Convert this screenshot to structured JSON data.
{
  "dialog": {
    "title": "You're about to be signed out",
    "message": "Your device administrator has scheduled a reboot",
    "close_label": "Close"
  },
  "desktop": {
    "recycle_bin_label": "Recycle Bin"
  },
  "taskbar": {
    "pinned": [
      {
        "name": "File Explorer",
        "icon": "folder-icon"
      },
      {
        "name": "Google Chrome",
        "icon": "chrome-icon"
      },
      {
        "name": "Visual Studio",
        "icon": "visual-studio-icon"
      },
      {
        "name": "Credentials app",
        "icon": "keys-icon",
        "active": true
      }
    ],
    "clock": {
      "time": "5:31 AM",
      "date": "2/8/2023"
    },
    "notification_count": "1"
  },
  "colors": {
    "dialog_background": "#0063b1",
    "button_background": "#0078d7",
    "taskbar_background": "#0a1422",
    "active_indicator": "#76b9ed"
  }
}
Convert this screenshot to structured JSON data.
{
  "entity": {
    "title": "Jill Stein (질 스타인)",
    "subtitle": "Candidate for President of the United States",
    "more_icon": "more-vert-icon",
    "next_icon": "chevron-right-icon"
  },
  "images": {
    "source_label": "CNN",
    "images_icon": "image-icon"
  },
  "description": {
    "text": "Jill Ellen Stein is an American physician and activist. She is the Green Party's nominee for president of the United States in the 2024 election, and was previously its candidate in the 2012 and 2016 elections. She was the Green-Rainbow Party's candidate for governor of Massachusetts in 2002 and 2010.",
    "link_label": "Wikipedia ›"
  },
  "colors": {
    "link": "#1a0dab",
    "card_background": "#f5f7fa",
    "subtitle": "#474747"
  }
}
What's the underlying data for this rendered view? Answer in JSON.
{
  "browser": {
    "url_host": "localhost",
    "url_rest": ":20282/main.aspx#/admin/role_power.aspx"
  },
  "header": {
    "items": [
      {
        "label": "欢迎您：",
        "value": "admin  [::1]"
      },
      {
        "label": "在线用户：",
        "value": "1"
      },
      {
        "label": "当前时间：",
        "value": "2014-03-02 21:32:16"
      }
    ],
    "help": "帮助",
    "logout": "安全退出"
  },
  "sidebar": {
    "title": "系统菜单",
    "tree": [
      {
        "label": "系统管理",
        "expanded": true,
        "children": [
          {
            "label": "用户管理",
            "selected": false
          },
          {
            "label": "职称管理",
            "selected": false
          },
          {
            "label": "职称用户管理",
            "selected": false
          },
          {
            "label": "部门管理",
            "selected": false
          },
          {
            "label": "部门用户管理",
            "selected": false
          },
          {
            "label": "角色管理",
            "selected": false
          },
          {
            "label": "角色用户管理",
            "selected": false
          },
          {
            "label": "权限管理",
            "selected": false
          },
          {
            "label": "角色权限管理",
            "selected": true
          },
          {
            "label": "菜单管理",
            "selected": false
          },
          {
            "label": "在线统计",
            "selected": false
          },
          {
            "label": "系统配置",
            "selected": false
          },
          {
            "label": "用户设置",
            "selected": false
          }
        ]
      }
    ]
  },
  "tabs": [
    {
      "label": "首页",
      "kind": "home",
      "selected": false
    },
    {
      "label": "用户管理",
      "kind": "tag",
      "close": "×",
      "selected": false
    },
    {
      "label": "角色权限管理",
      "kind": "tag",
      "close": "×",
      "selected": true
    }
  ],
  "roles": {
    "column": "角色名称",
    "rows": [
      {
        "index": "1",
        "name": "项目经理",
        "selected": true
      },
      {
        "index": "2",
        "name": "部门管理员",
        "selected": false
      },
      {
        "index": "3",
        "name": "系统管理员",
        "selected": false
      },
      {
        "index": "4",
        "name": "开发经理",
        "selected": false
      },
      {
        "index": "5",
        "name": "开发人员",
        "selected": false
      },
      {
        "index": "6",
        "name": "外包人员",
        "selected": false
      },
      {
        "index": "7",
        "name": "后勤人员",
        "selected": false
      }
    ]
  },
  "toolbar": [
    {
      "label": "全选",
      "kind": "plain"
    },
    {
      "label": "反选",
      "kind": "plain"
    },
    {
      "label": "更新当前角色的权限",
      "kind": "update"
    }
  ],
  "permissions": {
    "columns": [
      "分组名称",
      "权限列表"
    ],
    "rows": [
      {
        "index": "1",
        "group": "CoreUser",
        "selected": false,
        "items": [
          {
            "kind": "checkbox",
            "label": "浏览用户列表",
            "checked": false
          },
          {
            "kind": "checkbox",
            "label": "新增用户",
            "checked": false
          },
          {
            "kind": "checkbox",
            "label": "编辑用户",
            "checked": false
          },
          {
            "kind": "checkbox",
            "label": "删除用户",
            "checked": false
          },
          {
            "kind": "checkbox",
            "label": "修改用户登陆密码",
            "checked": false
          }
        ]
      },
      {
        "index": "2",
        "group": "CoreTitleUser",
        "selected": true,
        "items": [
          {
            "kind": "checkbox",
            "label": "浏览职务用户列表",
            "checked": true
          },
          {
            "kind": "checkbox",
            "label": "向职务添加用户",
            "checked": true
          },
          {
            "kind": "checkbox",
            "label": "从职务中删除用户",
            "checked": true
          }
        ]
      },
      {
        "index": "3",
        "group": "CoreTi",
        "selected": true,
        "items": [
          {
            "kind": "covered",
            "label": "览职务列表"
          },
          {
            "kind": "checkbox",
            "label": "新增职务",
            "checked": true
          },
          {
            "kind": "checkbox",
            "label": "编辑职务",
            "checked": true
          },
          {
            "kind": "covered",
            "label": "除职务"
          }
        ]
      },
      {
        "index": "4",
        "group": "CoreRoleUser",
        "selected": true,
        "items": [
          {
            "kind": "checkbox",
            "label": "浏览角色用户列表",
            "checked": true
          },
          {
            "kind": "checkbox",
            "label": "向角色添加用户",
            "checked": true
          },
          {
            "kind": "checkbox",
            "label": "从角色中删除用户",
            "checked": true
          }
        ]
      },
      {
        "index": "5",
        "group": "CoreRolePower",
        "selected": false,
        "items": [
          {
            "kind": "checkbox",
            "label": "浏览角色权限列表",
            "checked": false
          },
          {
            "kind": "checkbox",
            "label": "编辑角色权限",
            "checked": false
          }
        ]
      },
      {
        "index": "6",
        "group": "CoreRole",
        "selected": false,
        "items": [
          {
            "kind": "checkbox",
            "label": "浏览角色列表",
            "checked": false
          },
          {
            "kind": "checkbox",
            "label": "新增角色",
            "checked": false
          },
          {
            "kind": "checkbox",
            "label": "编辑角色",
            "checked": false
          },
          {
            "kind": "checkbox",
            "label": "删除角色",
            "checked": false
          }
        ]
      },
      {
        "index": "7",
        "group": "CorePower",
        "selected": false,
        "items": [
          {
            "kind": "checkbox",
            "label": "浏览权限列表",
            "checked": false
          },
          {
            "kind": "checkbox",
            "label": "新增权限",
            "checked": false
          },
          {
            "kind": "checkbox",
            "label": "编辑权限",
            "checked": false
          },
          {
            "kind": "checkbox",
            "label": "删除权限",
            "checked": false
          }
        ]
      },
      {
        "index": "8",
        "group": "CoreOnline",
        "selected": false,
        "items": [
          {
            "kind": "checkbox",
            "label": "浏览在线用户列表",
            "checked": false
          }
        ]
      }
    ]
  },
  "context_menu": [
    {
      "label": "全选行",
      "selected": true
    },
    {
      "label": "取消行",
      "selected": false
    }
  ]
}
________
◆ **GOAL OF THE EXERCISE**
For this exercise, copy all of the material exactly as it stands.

◆ **RESPONSE AREA**
Convert this screenshot to structured JSON data.
{
  "dialog": {
    "title": "You're about to be signed out",
    "message": "Your device administrator has scheduled a reboot",
    "close_label": "Close"
  },
  "desktop": {
    "recycle_bin_label": "Recycle Bin"
  },
  "taskbar": {
    "pinned": [
      {
        "name": "File Explorer",
        "icon": "folder-icon"
      },
      {
        "name": "Google Chrome",
        "icon": "chrome-icon"
      },
      {
        "name": "Visual Studio",
        "icon": "visual-studio-icon"
      },
      {
        "name": "Credentials app",
        "icon": "keys-icon",
        "active": true
      }
    ],
    "clock": {
      "time": "5:31 AM",
      "date": "2/8/2023"
    },
    "notification_count": "1"
  },
  "colors": {
    "dialog_background": "#0063b1",
    "button_background": "#0078d7",
    "taskbar_background": "#0a1422",
    "active_indicator": "#76b9ed"
  }
}
Convert this screenshot to structured JSON data.
{
  "entity": {
    "title": "Jill Stein (질 스타인)",
    "subtitle": "Candidate for President of the United States",
    "more_icon": "more-vert-icon",
    "next_icon": "chevron-right-icon"
  },
  "images": {
    "source_label": "CNN",
    "images_icon": "image-icon"
  },
  "description": {
    "text": "Jill Ellen Stein is an American physician and activist. She is the Green Party's nominee for president of the United States in the 2024 election, and was previously its candidate in the 2012 and 2016 elections. She was the Green-Rainbow Party's candidate for governor of Massachusetts in 2002 and 2010.",
    "link_label": "Wikipedia ›"
  },
  "colors": {
    "link": "#1a0dab",
    "card_background": "#f5f7fa",
    "subtitle": "#474747"
  }
}
What's the underlying data for this rendered view? Answer in JSON.
{
  "browser": {
    "url_host": "localhost",
    "url_rest": ":20282/main.aspx#/admin/role_power.aspx"
  },
  "header": {
    "items": [
      {
        "label": "欢迎您：",
        "value": "admin  [::1]"
      },
      {
        "label": "在线用户：",
        "value": "1"
      },
      {
        "label": "当前时间：",
        "value": "2014-03-02 21:32:16"
      }
    ],
    "help": "帮助",
    "logout": "安全退出"
  },
  "sidebar": {
    "title": "系统菜单",
    "tree": [
      {
        "label": "系统管理",
        "expanded": true,
        "children": [
          {
            "label": "用户管理",
            "selected": false
          },
          {
            "label": "职称管理",
            "selected": false
          },
          {
            "label": "职称用户管理",
            "selected": false
          },
          {
            "label": "部门管理",
            "selected": false
          },
          {
            "label": "部门用户管理",
            "selected": false
          },
          {
            "label": "角色管理",
            "selected": false
          },
          {
            "label": "角色用户管理",
            "selected": false
          },
          {
            "label": "权限管理",
            "selected": false
          },
          {
            "label": "角色权限管理",
            "selected": true
          },
          {
            "label": "菜单管理",
            "selected": false
          },
          {
            "label": "在线统计",
            "selected": false
          },
          {
            "label": "系统配置",
            "selected": false
          },
          {
            "label": "用户设置",
            "selected": false
          }
        ]
      }
    ]
  },
  "tabs": [
    {
      "label": "首页",
      "kind": "home",
      "selected": false
    },
    {
      "label": "用户管理",
      "kind": "tag",
      "close": "×",
      "selected": false
    },
    {
      "label": "角色权限管理",
      "kind": "tag",
      "close": "×",
      "selected": true
    }
  ],
  "roles": {
    "column": "角色名称",
    "rows": [
      {
        "index": "1",
        "name": "项目经理",
        "selected": true
      },
      {
        "index": "2",
        "name": "部门管理员",
        "selected": false
      },
      {
        "index": "3",
        "name": "系统管理员",
        "selected": false
      },
      {
        "index": "4",
        "name": "开发经理",
        "selected": false
      },
      {
        "index": "5",
        "name": "开发人员",
        "selected": false
      },
      {
        "index": "6",
        "name": "外包人员",
        "selected": false
      },
      {
        "index": "7",
        "name": "后勤人员",
        "selected": false
      }
    ]
  },
  "toolbar": [
    {
      "label": "全选",
      "kind": "plain"
    },
    {
      "label": "反选",
      "kind": "plain"
    },
    {
      "label": "更新当前角色的权限",
      "kind": "update"
    }
  ],
  "permissions": {
    "columns": [
      "分组名称",
      "权限列表"
    ],
    "rows": [
      {
        "index": "1",
        "group": "CoreUser",
        "selected": false,
        "items": [
          {
            "kind": "checkbox",
            "label": "浏览用户列表",
            "checked": false
          },
          {
            "kind": "checkbox",
            "label": "新增用户",
            "checked": false
          },
          {
            "kind": "checkbox",
            "label": "编辑用户",
            "checked": false
          },
          {
            "kind": "checkbox",
            "label": "删除用户",
            "checked": false
          },
          {
            "kind": "checkbox",
            "label": "修改用户登陆密码",
            "checked": false
          }
        ]
      },
      {
        "index": "2",
        "group": "CoreTitleUser",
        "selected": true,
        "items": [
          {
            "kind": "checkbox",
            "label": "浏览职务用户列表",
            "checked": true
          },
          {
            "kind": "checkbox",
            "label": "向职务添加用户",
            "checked": true
          },
          {
            "kind": "checkbox",
            "label": "从职务中删除用户",
            "checked": true
          }
        ]
      },
      {
        "index": "3",
        "group": "CoreTi",
        "selected": true,
        "items": [
          {
            "kind": "covered",
            "label": "览职务列表"
          },
          {
            "kind": "checkbox",
            "label": "新增职务",
            "checked": true
          },
          {
            "kind": "checkbox",
            "label": "编辑职务",
            "checked": true
          },
          {
            "kind": "covered",
            "label": "除职务"
          }
        ]
      },
      {
        "index": "4",
        "group": "CoreRoleUser",
        "selected": true,
        "items": [
          {
            "kind": "checkbox",
            "label": "浏览角色用户列表",
            "checked": true
          },
          {
            "kind": "checkbox",
            "label": "向角色添加用户",
            "checked": true
          },
          {
            "kind": "checkbox",
            "label": "从角色中删除用户",
            "checked": true
          }
        ]
      },
      {
        "index": "5",
        "group": "CoreRolePower",
        "selected": false,
        "items": [
          {
            "kind": "checkbox",
            "label": "浏览角色权限列表",
            "checked": false
          },
          {
            "kind": "checkbox",
            "label": "编辑角色权限",
            "checked": false
          }
        ]
      },
      {
        "index": "6",
        "group": "CoreRole",
        "selected": false,
        "items": [
          {
            "kind": "checkbox",
            "label": "浏览角色列表",
            "checked": false
          },
          {
            "kind": "checkbox",
            "label": "新增角色",
            "checked": false
          },
          {
            "kind": "checkbox",
            "label": "编辑角色",
            "checked": false
          },
          {
            "kind": "checkbox",
            "label": "删除角色",
            "checked": false
          }
        ]
      },
      {
        "index": "7",
        "group": "CorePower",
        "selected": false,
        "items": [
          {
            "kind": "checkbox",
            "label": "浏览权限列表",
            "checked": false
          },
          {
            "kind": "checkbox",
            "label": "新增权限",
            "checked": false
          },
          {
            "kind": "checkbox",
            "label": "编辑权限",
            "checked": false
          },
          {
            "kind": "checkbox",
            "label": "删除权限",
            "checked": false
          }
        ]
      },
      {
        "index": "8",
        "group": "CoreOnline",
        "selected": false,
        "items": [
          {
            "kind": "checkbox",
            "label": "浏览在线用户列表",
            "checked": false
          }
        ]
      }
    ]
  },
  "context_menu": [
    {
      "label": "全选行",
      "selected": true
    },
    {
      "label": "取消行",
      "selected": false
    }
  ]
}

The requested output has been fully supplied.